Federal officials close review of officer-involved shooting of Jacob Blake
KENOSHA, Wis. (CBS 58) -- The Justice Department announced Friday, Oct. 8, that it will not pursue federal criminal civil rights charges against a Kenosha Police Department (KPD) officer for his involvement in the Aug. 23, 2020, shooting of 30-year-old Jacob Blake.
According to a news release, officials from the Justice Department’s Civil Rights Division and the U.S. Attorney’s Office for the Eastern District of Wisconsin informed representatives of the Blake family of this determination. The department makes this decision because the evidence obtained is insufficient to prove that the KPD officer willfully used excessive force, the release says.
A team of experienced federal prosecutors from the Civil Rights Division and the U.S. Attorney’s Office reviewed evidence obtained by the FBI and state investigators to determine whether the police officer violated any federal laws, focusing on the application of deprivation of rights under color of law, a federal criminal civil rights statute that prohibits certain types of official misconduct.
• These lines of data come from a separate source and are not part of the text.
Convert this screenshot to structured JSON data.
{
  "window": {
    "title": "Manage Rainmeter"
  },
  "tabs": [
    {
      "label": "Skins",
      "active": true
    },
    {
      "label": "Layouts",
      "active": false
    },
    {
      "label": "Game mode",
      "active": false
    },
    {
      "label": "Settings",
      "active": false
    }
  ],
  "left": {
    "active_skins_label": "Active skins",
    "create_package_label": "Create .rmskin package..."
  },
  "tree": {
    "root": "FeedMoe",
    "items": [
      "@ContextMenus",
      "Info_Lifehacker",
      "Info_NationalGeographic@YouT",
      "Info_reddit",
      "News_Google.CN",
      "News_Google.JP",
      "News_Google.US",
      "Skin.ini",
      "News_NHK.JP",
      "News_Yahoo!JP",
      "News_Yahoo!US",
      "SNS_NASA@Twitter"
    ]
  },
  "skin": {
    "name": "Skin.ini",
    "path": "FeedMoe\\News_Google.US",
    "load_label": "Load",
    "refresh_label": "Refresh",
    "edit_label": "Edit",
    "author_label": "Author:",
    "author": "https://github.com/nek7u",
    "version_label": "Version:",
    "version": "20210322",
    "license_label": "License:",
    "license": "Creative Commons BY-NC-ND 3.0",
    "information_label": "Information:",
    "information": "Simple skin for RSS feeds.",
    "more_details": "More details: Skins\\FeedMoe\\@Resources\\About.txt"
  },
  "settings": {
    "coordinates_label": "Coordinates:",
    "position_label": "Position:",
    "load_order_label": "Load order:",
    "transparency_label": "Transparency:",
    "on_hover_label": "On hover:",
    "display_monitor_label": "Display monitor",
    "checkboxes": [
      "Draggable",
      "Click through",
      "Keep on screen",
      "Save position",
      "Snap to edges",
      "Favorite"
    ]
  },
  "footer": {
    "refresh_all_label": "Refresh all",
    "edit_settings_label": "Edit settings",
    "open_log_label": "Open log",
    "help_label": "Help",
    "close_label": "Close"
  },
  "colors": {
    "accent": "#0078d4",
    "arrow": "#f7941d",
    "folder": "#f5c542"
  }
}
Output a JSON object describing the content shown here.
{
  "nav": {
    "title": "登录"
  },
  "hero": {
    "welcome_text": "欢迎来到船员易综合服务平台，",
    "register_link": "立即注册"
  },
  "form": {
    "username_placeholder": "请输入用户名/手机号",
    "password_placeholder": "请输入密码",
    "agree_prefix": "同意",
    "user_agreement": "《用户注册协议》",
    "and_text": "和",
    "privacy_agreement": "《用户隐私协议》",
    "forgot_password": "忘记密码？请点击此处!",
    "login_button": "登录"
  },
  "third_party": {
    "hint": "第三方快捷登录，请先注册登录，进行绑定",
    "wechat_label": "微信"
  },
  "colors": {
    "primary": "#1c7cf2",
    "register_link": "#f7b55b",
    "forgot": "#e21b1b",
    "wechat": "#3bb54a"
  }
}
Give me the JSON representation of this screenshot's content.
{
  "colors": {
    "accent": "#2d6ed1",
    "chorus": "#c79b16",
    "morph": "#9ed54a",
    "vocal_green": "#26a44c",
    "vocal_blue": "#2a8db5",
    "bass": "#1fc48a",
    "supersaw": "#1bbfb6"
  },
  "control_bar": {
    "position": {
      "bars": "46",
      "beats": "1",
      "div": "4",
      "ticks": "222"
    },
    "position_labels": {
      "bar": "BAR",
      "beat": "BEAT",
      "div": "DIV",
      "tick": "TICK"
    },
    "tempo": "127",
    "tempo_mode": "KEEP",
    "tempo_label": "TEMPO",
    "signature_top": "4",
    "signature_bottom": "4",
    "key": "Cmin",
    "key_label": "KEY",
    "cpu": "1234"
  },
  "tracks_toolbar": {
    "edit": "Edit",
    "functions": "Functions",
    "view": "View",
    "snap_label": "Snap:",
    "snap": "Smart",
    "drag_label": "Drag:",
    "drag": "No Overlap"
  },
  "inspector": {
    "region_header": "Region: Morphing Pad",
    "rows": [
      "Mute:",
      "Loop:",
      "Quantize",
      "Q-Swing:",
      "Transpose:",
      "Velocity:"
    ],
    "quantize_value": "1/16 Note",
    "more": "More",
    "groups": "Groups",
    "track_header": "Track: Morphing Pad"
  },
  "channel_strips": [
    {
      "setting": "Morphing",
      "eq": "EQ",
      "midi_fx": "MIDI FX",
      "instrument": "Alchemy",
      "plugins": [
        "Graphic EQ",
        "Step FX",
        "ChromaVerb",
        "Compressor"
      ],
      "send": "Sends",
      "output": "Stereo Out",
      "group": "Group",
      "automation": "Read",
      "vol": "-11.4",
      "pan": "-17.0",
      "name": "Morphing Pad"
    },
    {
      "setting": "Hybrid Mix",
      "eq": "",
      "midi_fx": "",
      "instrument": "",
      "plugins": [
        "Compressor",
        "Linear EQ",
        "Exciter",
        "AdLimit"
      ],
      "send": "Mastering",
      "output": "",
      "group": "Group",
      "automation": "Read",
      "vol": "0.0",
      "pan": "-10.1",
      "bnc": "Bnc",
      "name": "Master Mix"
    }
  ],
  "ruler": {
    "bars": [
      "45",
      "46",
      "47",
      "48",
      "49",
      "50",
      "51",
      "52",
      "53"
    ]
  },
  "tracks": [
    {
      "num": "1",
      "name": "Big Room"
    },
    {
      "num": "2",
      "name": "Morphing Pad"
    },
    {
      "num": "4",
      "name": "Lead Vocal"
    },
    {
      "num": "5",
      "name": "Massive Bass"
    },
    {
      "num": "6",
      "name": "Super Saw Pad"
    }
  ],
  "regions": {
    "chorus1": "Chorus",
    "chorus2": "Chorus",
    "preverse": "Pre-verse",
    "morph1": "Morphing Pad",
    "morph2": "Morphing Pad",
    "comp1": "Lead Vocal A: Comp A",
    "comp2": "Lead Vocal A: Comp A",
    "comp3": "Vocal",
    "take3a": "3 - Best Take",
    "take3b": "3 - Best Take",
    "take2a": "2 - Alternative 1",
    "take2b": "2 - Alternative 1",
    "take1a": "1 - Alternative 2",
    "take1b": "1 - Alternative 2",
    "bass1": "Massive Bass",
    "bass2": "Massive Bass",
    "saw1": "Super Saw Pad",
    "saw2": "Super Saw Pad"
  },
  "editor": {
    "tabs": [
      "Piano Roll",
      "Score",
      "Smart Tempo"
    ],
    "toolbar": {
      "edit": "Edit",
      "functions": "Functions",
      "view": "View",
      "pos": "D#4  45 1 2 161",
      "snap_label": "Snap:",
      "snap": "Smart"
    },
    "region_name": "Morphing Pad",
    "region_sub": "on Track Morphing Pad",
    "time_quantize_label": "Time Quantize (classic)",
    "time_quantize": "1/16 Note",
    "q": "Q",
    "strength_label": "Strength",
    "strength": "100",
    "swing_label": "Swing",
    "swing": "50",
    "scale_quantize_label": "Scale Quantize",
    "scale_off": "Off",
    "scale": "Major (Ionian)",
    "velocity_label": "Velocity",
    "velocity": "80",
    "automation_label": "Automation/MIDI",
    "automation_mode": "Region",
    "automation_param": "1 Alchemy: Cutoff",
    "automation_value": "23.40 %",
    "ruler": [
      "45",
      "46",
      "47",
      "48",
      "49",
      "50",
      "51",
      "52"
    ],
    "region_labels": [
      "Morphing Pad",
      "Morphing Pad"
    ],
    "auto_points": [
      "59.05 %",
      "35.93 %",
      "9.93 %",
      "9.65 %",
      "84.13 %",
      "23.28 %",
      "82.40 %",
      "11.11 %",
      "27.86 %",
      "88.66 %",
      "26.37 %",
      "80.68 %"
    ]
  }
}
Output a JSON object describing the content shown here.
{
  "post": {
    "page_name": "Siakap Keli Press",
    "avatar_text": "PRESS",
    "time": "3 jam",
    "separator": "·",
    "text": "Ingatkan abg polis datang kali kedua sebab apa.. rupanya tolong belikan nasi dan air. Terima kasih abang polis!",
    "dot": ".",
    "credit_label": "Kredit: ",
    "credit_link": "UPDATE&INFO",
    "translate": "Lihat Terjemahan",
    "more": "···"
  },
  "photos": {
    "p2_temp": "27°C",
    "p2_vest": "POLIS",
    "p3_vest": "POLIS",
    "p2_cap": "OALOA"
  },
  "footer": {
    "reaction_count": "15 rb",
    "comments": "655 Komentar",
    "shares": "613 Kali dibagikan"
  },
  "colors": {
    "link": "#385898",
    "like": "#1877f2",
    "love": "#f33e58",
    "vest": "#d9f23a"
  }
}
They conducted a detailed and lengthy analysis of numerous materials, including police reports, law enforcement accounts, witness statements, affidavits of witnesses, dispatch logs, physical evidence reports, photographs and videos of some portions of the incident.
Under the applicable federal criminal civil rights laws, prosecutors must establish, beyond a reasonable doubt, that an officer “willfully” deprived an individual of a constitutional right, meaning that the officer acted with the deliberate and specific intent to do something the law forbids. This is the highest standard of intent imposed by the law. Neither accident, mistake, fear, negligence, nor bad judgment is sufficient to establish a willful federal criminal civil rights violation.